Volunteers found many types of litter alongside the Neponset River on a recent weekend morning – barnacle-crusted beer bottles, polystyrene foam chunks, old tennis balls - but one type – the plastic bag – has been getting a lot of attention lately. An increasing number of residents agree that they have got to go.
When asked what Boston should do about the bags, nine-year-old Lily Harney was quick with a response: “We can get rid of them as quickly as possible,” she said while collecting trash along the riverside trail.
Harney and other Girl Scouts from the Mather School joined dozens of volunteers that day as they plunged into the marsh grass to clean up what their fellow residents had left behind. All those asked said they had stopped using plastic bags in their daily routines.
Known for getting caught in trees, clogging storm drains, and entangling wildlife, plastic bags have become a popular target. Bag bans or fees have been enacted in nearly 30 municipalities around the state, and the number is growing. And now, a campaign has been launched to get them banned in Boston.
“Other problems are overwhelming,” said Mary Grady, a member of the local advocacy group Ban the Bag Boston whose daughter, Eleanor Pelletier, is part of the Mather School troop that has taken up the cause. “This feels doable.”
Since it was formed last year, Ban the Bag Boston has been making its case at civic association meetings, holding film screenings, and distributing reusable bags to raise awareness of its effort. Grady says she is inspired by the progress that has been made in cities such as Portland, Maine, Austin, and Oakland and by the fact that people from all generations have joined the effort. “In Boston, it seems like we can all agree on this,” she said.
The next step for the group is getting the City Council to propose legislation. Representatives from Ban the Bag and other organizations met with Councilors Michelle Wu, Matt O’Malley, and Andrea Campbell recently to discuss the issue.
"I think it's early in the process, but certainly there seems to be an appetite,” said O’Malley, chair of the council’s environment and sustainability committee. “We want to make sure that we can address this in a thoughtful and effective manner."
The issue has proven contentious in a number of cities and states due to arguments about a ban’s effect on low-income communities and what are seen as challenges for shoppers. Statewide legislation has been proposed, although O’Malley is more inclined toward a local solution. He plans to meet with advocates again next month.
Neighboring Brookline, Newton, Cambridge, and Somerville have already approved bag ordinances and the pressure is growing. Students at UMass Boston, for example, are working to have plastic bags banned in the campus bookstore.
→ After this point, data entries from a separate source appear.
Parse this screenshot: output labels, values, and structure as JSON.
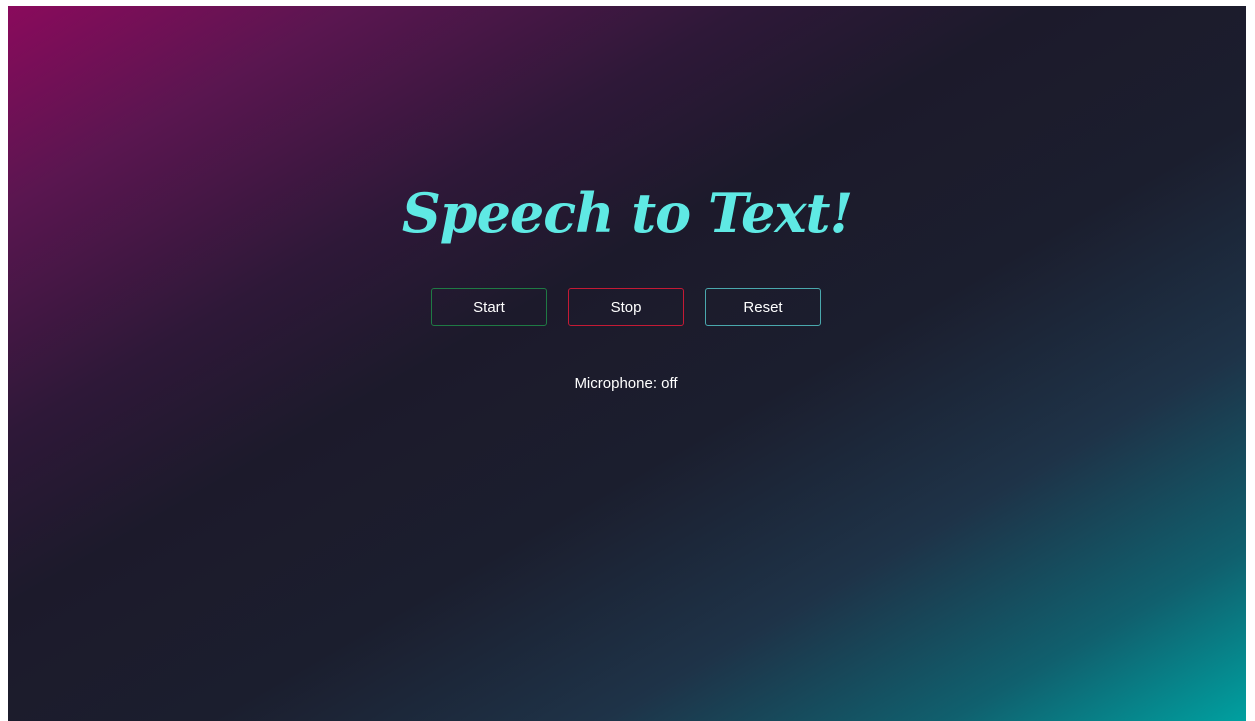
{
  "header": {
    "title": "Speech to Text!"
  },
  "controls": {
    "start_label": "Start",
    "stop_label": "Stop",
    "reset_label": "Reset"
  },
  "status": {
    "microphone_text": "Microphone: off"
  },
  "colors": {
    "title": "#5fe9e4",
    "start_border": "#1f7a44",
    "stop_border": "#c41a35",
    "reset_border": "#4aa8ad"
  }
}
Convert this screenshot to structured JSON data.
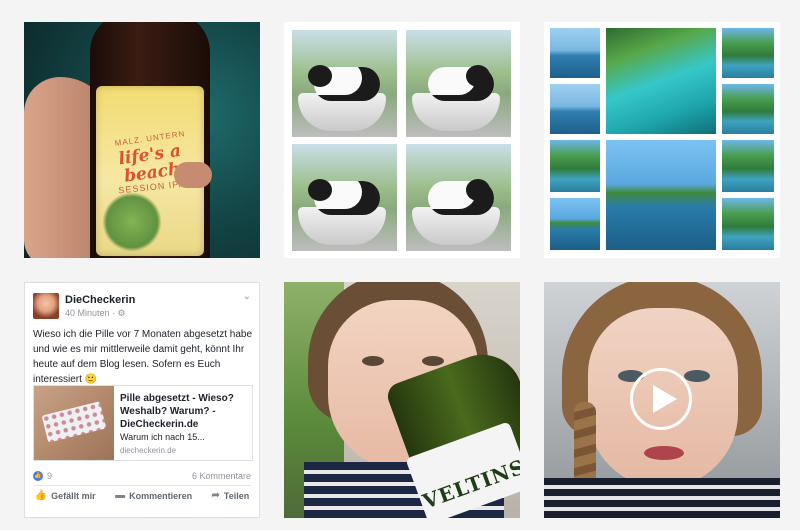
{
  "beer_post": {
    "label_top": "MALZ. UNTERN",
    "label_main": "life's a beach",
    "label_style": "SESSION IPA"
  },
  "facebook_post": {
    "author": "DieCheckerin",
    "time": "40 Minuten",
    "audience_icon": "globe-icon",
    "text": "Wieso ich die Pille vor 7 Monaten abgesetzt habe und wie es mir mittlerweile damit geht, könnt Ihr heute auf dem Blog lesen. Sofern es Euch interessiert 🙂",
    "link_title": "Pille abgesetzt - Wieso? Weshalb? Warum? - DieCheckerin.de",
    "link_description": "Warum ich nach 15...",
    "link_domain": "diecheckerin.de",
    "likes_count": "9",
    "comments_count": "6 Kommentare",
    "actions": {
      "like": "Gefällt mir",
      "comment": "Kommentieren",
      "share": "Teilen"
    }
  },
  "selfie_post": {
    "bottle_brand": "VELTINS"
  },
  "video_post": {
    "play_icon": "play-icon"
  },
  "colors": {
    "facebook_blue": "#4c7ad8",
    "background": "#f4f4f4"
  }
}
In Mission Hill, teens from the non-profit community organization Sociedad Latina have been gathering hundreds of signatures in support of a bill by knocking on doors and talking to people on the street. While some residents don’t support a ban, many have been receptive after learning more about the issue. The group has designed its own reusable bags and is planning more community education projects for the summer. They were also at the meeting with city councilors and will be a part of the process going forward.
“It’s a habit that’s hard to kill,” said Wilmer Quinones, the group’s youth engagement coordinator. “It’s really sad to see that we are using things that we think are beneficial for us, but at the same time are harming our environment.”
One of the cleanup event’s organizers, Sierra Rothberg, said it’s become so common to have plastic bags floating around that people don’t notice anymore. She feels that a ban would be a good first step toward making people think more about their effects on the environment, although she acknowledged it could be a long process.
“It’s a change of behavior and once you do it it’s not a problem,” she said. “It’s going to happen, but it’s going to be a while."